◆ **Work to complete**:
After finding the line with "Serialize everything readable" in the entries below, copy that line and each one after it exactly, through the last line, and omit pictures.

************

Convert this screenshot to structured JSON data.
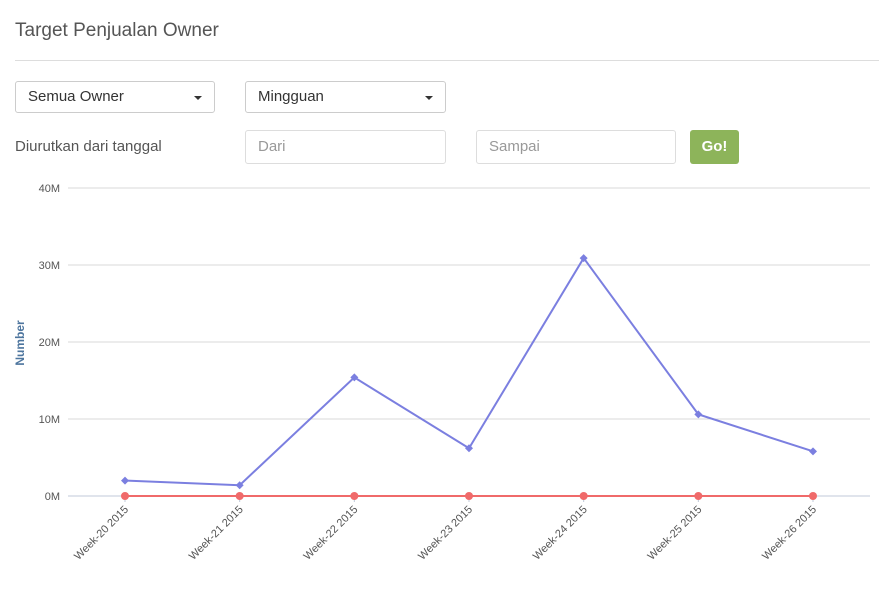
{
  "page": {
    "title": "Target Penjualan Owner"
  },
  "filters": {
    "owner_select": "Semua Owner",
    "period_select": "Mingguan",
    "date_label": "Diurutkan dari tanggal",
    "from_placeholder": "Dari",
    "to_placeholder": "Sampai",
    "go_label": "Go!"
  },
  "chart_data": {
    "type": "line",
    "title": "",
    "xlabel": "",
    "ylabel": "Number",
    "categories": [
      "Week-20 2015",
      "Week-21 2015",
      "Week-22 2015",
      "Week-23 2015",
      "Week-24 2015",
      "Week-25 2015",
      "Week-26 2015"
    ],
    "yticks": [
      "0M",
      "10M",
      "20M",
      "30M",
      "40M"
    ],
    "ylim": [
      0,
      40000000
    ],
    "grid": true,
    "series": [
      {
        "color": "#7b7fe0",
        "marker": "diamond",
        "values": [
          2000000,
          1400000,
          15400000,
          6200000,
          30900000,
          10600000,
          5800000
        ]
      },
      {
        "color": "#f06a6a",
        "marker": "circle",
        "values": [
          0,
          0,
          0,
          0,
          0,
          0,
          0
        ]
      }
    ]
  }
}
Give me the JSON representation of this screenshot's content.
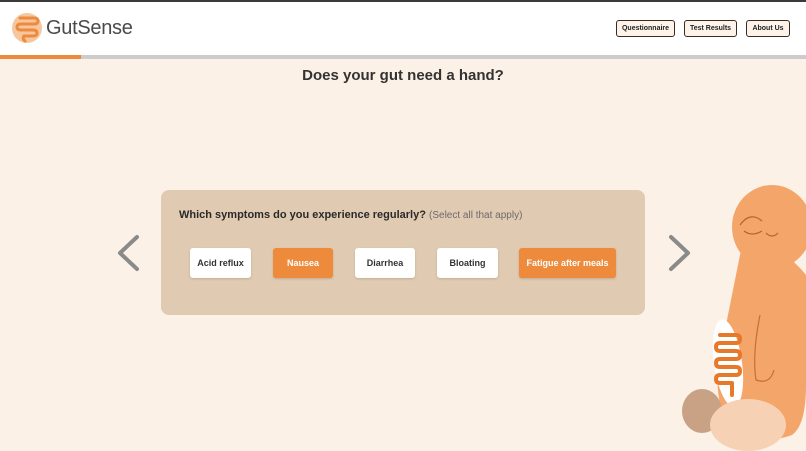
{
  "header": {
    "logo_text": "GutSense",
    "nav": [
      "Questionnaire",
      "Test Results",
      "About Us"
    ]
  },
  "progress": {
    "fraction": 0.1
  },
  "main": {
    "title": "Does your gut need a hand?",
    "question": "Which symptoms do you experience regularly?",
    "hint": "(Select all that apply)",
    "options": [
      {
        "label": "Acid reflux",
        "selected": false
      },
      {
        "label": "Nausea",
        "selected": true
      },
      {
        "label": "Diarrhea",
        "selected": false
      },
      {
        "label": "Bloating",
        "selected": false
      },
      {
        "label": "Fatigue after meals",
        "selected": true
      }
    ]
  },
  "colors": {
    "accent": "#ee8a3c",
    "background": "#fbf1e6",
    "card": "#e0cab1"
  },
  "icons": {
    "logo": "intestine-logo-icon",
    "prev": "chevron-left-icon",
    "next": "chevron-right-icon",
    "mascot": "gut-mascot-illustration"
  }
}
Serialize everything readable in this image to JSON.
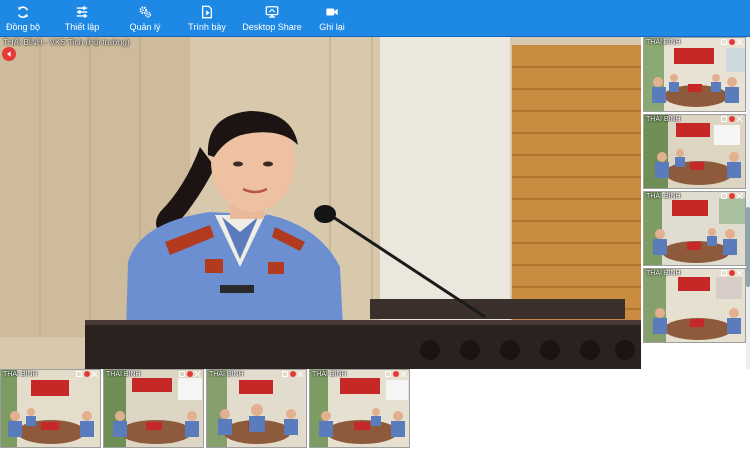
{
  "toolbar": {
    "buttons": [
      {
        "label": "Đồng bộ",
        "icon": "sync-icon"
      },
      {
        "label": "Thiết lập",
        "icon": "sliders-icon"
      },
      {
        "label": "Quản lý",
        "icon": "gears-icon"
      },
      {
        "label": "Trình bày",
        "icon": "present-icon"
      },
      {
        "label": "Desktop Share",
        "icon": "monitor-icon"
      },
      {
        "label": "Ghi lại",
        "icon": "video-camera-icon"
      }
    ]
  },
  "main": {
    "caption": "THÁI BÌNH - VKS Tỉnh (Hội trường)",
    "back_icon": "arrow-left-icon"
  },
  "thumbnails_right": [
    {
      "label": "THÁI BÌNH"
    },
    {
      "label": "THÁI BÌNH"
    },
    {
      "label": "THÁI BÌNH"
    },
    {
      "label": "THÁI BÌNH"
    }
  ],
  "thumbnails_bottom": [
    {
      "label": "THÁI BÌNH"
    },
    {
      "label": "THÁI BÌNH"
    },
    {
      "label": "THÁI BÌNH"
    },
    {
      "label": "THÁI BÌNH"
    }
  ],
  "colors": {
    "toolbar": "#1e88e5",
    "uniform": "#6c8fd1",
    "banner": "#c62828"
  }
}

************

◆ **Reply**:
Serialize everything readable in this image to JSON.
{
  "toolbar": {
    "buttons": [
      {
        "label": "Đồng bộ",
        "icon": "sync-icon"
      },
      {
        "label": "Thiết lập",
        "icon": "sliders-icon"
      },
      {
        "label": "Quản lý",
        "icon": "gears-icon"
      },
      {
        "label": "Trình bày",
        "icon": "present-icon"
      },
      {
        "label": "Desktop Share",
        "icon": "monitor-icon"
      },
      {
        "label": "Ghi lại",
        "icon": "video-camera-icon"
      }
    ]
  },
  "main": {
    "caption": "THÁI BÌNH - VKS Tỉnh (Hội trường)",
    "back_icon": "arrow-left-icon"
  },
  "thumbnails_right": [
    {
      "label": "THÁI BÌNH"
    },
    {
      "label": "THÁI BÌNH"
    },
    {
      "label": "THÁI BÌNH"
    },
    {
      "label": "THÁI BÌNH"
    }
  ],
  "thumbnails_bottom": [
    {
      "label": "THÁI BÌNH"
    },
    {
      "label": "THÁI BÌNH"
    },
    {
      "label": "THÁI BÌNH"
    },
    {
      "label": "THÁI BÌNH"
    }
  ],
  "colors": {
    "toolbar": "#1e88e5",
    "uniform": "#6c8fd1",
    "banner": "#c62828"
  }
}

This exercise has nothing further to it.